Driving again became overwhelming and scary, just like after the accident, and I couldn't think through any decisions past the immediate moment. I was pushed over the edge again. My momentum has experienced another hiccup and I'm flooded with thoughts spiraling toward the negative--old thinking patterns. My typing is full of errors (more than normal!) and I'm seeing vignettes of distant memories of being ill in childhood. The depression I experienced when Shyla first passed is returning and I'm challenged to get the bare minimum needed for the commitments I have in front of me, much less planning for speaking engagements and courses and writing on the next book.
I'm seeing again a time when I should not push through the exhaustion and overwhelm. The good news is that my annual silent retreat is scheduled in just a few weeks. This time, I will honor my body and the retreat instructions and take a much needed rest for healing and to reset the nervous system. As well, to tune into that deeper still voice--that divine whisper--that can't seem to get through the layers of trauma right now to guide my next steps.
Here's a few of the take aways that may be helpful if you experience a traumatic situation:
- Go slow and don't overdo -- even if your body begins to feel better.

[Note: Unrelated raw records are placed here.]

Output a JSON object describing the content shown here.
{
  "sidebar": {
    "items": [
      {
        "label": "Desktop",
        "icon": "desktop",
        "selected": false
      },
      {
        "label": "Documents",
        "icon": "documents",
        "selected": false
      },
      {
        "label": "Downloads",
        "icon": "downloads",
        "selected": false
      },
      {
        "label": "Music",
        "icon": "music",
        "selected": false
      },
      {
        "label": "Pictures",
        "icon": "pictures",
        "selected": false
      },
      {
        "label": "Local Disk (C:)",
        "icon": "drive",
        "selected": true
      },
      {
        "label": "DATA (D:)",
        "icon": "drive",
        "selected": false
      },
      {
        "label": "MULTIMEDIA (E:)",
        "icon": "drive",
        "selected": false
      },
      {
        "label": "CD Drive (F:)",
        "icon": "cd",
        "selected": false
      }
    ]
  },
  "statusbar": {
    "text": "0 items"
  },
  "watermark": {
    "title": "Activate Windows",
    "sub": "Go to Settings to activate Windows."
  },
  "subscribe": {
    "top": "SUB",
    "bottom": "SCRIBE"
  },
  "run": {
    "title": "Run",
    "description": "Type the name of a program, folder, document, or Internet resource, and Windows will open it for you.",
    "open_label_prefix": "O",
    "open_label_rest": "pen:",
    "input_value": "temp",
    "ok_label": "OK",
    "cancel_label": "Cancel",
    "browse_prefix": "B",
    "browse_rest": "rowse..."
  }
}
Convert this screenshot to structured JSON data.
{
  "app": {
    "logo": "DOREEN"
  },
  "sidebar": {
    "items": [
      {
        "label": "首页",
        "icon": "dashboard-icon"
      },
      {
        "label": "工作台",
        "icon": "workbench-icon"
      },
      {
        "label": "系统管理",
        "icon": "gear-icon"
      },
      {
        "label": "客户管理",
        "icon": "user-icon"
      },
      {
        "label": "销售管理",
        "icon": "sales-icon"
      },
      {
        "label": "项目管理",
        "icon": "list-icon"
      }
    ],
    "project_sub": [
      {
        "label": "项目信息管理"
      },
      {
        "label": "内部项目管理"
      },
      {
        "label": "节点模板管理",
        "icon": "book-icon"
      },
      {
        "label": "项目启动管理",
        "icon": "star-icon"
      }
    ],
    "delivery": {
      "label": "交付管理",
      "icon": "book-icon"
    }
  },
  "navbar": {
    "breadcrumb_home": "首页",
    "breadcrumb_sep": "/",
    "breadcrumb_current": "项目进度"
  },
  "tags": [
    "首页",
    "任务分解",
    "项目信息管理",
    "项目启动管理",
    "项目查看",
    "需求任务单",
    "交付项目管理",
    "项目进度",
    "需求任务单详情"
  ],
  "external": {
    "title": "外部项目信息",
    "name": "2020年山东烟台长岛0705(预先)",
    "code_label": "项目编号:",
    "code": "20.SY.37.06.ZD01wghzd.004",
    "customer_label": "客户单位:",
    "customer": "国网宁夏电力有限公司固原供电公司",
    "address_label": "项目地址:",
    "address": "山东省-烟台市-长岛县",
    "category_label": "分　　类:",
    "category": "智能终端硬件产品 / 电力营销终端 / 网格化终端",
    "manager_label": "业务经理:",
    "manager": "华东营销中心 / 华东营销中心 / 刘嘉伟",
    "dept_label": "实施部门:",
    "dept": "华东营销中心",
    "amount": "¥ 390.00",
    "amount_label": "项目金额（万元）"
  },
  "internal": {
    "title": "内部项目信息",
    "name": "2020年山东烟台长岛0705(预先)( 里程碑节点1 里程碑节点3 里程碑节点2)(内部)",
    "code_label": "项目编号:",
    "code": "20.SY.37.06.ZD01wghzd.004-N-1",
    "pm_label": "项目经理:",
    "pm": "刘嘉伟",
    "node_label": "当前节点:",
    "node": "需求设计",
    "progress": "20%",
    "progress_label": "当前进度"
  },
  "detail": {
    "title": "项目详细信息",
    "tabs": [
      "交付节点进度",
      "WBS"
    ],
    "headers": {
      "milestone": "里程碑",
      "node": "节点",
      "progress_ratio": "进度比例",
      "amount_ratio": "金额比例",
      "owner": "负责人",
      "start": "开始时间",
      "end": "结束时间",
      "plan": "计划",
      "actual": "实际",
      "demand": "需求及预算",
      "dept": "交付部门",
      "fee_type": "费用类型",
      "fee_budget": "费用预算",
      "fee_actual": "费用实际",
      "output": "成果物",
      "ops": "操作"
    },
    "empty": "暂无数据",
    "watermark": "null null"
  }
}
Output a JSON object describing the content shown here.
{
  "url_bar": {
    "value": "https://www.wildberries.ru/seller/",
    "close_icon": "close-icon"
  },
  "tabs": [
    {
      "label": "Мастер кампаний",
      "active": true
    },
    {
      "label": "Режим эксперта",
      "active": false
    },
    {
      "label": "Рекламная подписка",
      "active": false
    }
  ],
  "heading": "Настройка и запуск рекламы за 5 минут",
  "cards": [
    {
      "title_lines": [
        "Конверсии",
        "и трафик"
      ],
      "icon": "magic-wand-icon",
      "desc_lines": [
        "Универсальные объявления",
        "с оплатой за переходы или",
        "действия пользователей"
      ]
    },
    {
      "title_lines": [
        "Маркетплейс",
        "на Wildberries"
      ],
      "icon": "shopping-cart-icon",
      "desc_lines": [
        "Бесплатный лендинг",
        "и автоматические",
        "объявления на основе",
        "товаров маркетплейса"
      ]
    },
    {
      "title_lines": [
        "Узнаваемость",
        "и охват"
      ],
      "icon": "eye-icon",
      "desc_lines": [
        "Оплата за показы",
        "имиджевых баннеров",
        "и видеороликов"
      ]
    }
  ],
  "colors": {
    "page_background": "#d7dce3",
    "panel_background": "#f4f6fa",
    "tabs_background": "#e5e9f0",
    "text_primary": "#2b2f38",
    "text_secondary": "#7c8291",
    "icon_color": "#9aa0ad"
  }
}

We've heard this many times before. My acupuncturist, Svetlana Petriowisky of Lakeport, CA, explains that the body's healing continues far beyond the presence of pain. She says pain is the last indicator to present itself and the first one to leave in the healing process. There are many subtle layers to our system that continue to heal once the pain subsides.
- Be kind to yourself -- as you would your best friend--or even more! We live in a culture of high expectations. Knowing when to push through pain is a delicate matter when it comes to trauma in the body. I was feeling much better, but when I became quickly exhausted trying to resume my regular exercise routine, I knew it wasn't the time to push through it. When in doubt, stay to the kind and restful side of exertion.
- Ask for help. How many times have you offered help to a friend that is either ill or injured? You meant it and so do they. While it took me a few weeks to even discern what help I needed, once I asked for it, my friends were there in a heartbeat. A few simple things that helped me: a shoulder massage to release the growing tension and asking for the understanding that I couldn't multitask and process information as quickly as normal.
- Re-prioritize. I had so many added items that needed addressing because of the accident. Contact and conversations with the insurance company, setting treatment appointments, renting a car, working with the autobody shop, picking up medicines and supplements. Each of these added a new stress to my day and I had to take extra time in the morning to discover and decide what had to be attended to that day. A lot has fallen to the wayside, but only temporarily and with conscious consideration.
- Rest! The body's ability to heal from illness or injury is optimum when we are at rest and even more so when we are not under stress. Our biology was not intended to be under stress for long periods of time. Today's fast paced world is demanding and recovery time from stress (much less, trauma) has been virtually eliminated. Taking extra naps, meditation and slow, relaxing body work can be very helpful.
- Trust that you are receiving the healing and loving support of the Universe. Opening to receive is one of the greatest gifts we can give ourselves anytime! You have arrived at this moment because of the loving support you've received since birth from so many people, the earth's systems and its inhabitants. Just look around you in this moment right now to affirm this. Trust this love and support and open to continue receiving it throughout your healing process.